Sorafenib tosylate (Nexavar®; Bayer Healthcare Pharmaceuticals, NJ, USA and Onyx Pharmaceuticals, Inc., CA, USA) is an oral multikinase inhibitor that inhibits tumor growth and proliferation by interfering with several receptor tyrosine kinases on the tumor cells and cells of the tumor vasculature, including the VEGF receptors 1, 2 and 3, PDGF receptors α and β, RET, Flt3 and c-KIT. Additionally, sorafenib is a RAF kinase and MAPK pathway inhibitor.[34–44] The tolerance and efficacy of sorafenib have been evaluated through preclinical in vivo models in combination with several chemotherapeutic agents, including capecitabine, paclitaxel, doxorubicin, irinotecan, gemcitabine and carboplatin/cisplatin, as well as with other targeted agents, such as gefitinib and bevacizumab among others,[34,45,46] and with hormonal therapies. Sorafenib has been evaluated in more than 35,000 patients in a variety of clinical trials, and it is approved for the treatment of metastatic renal cell carcinoma[47] and advanced hepatocellular carcinoma.[48] It has also been tested, either as single agent or in combination with chemotherapy, in a variety of solid tumors, including breast, thyroid, colorectal, gastric, ovarian, melanoma, sarcoma, lung, head-and-neck and pancreatic cancer.[49–55] Commonly reported adverse events (AEs; dose limiting or grade 3–4) observed when sorafenib is combined with standard chemotherapy include hand–foot syndrome skin reaction, rash, fatigue, neutropenia and thrombocytopenia.[34] This article will review previous experiences, current and future development strategies of sorafenib in breast cancer. There are over 35 clinical trials completed or ongoing using sorafenib or sunitinib, another oral small molecule that targets some of the same tyrosine kinases as sorafenib, as single agents or in combination with chemotherapy, for the treatment of early-stage breast cancer and MBC.[101]

Comments

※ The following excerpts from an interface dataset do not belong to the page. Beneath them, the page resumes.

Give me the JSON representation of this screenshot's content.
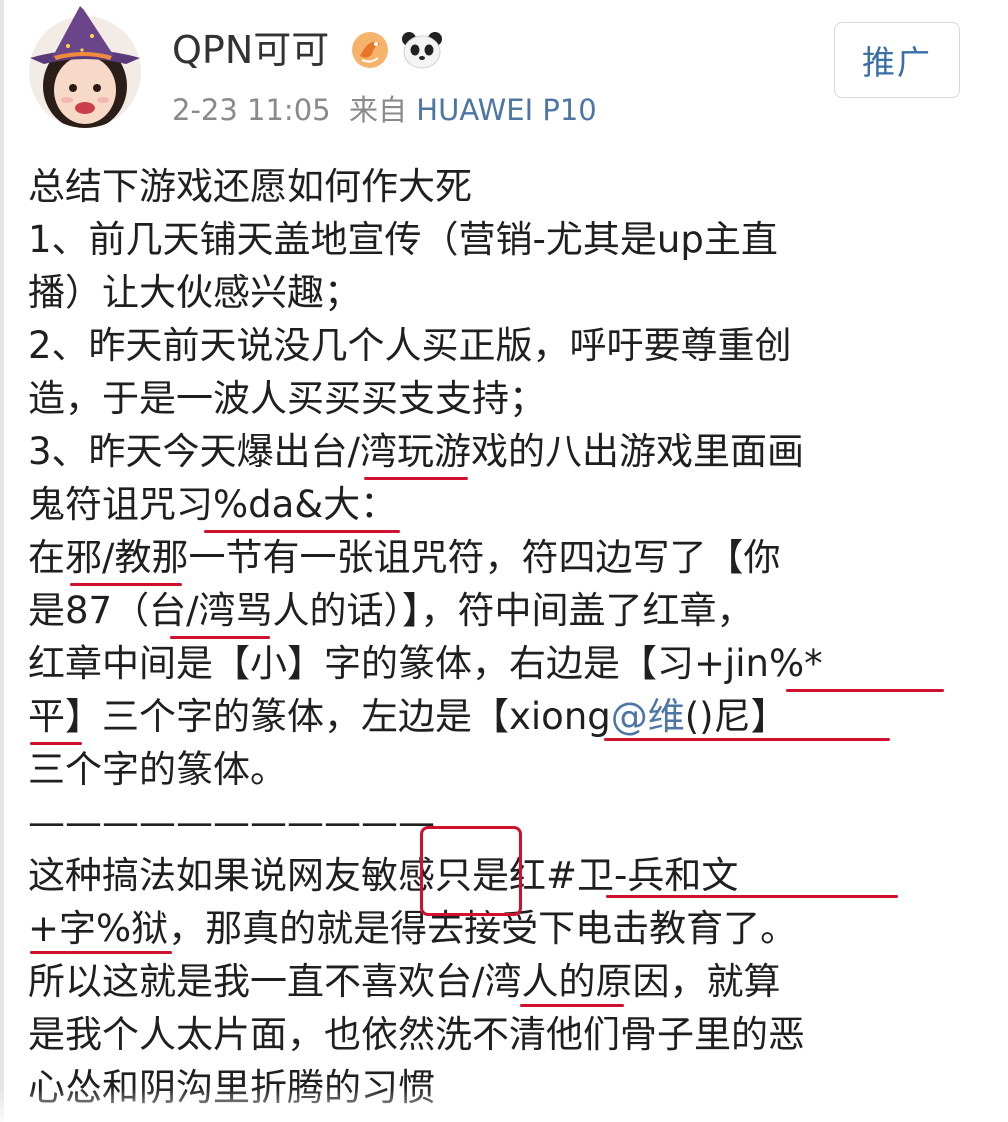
{
  "post": {
    "username": "QPN可可",
    "time": "2-23 11:05",
    "from_label": "来自",
    "device": "HUAWEI P10",
    "promote_label": "推广",
    "lines": [
      "总结下游戏还愿如何作大死",
      "1、前几天铺天盖地宣传（营销-尤其是up主直",
      "播）让大伙感兴趣；",
      "2、昨天前天说没几个人买正版，呼吁要尊重创",
      "造，于是一波人买买买支支持；",
      "3、昨天今天爆出台/湾玩游戏的八出游戏里面画",
      "鬼符诅咒习%da&大：",
      "在邪/教那一节有一张诅咒符，符四边写了【你",
      "是87（台/湾骂人的话）】，符中间盖了红章，",
      "红章中间是【小】字的篆体，右边是【习+jin%*",
      "平】三个字的篆体，左边是【xiong",
      "三个字的篆体。",
      "———————————",
      "这种搞法如果说网友敏感只是红#卫-兵和文",
      "+字%狱，那真的就是得去接受下电击教育了。",
      "所以这就是我一直不喜欢台/湾人的原因，就算",
      "是我个人太片面，也依然洗不清他们骨子里的恶",
      "心怂和阴沟里折腾的习惯"
    ],
    "mention": "@维",
    "line10_tail": "()尼】"
  },
  "icons": {
    "avatar": "child-witch-hat-avatar",
    "badge1": "fox-badge-icon",
    "badge2": "panda-badge-icon"
  },
  "colors": {
    "link": "#4d76a5",
    "annotation": "#d0102f",
    "meta": "#8a8a8a"
  }
}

3090D553-9492-4563-8681-AD288FA52ACE
Comments on Medscape are moderated and should be professional in tone and on topic. You must declare any conflicts of interest related to your comments and responses. Please see our Commenting Guide for further information. We reserve the right to remove posts at our sole discretion.
Post as:

processing....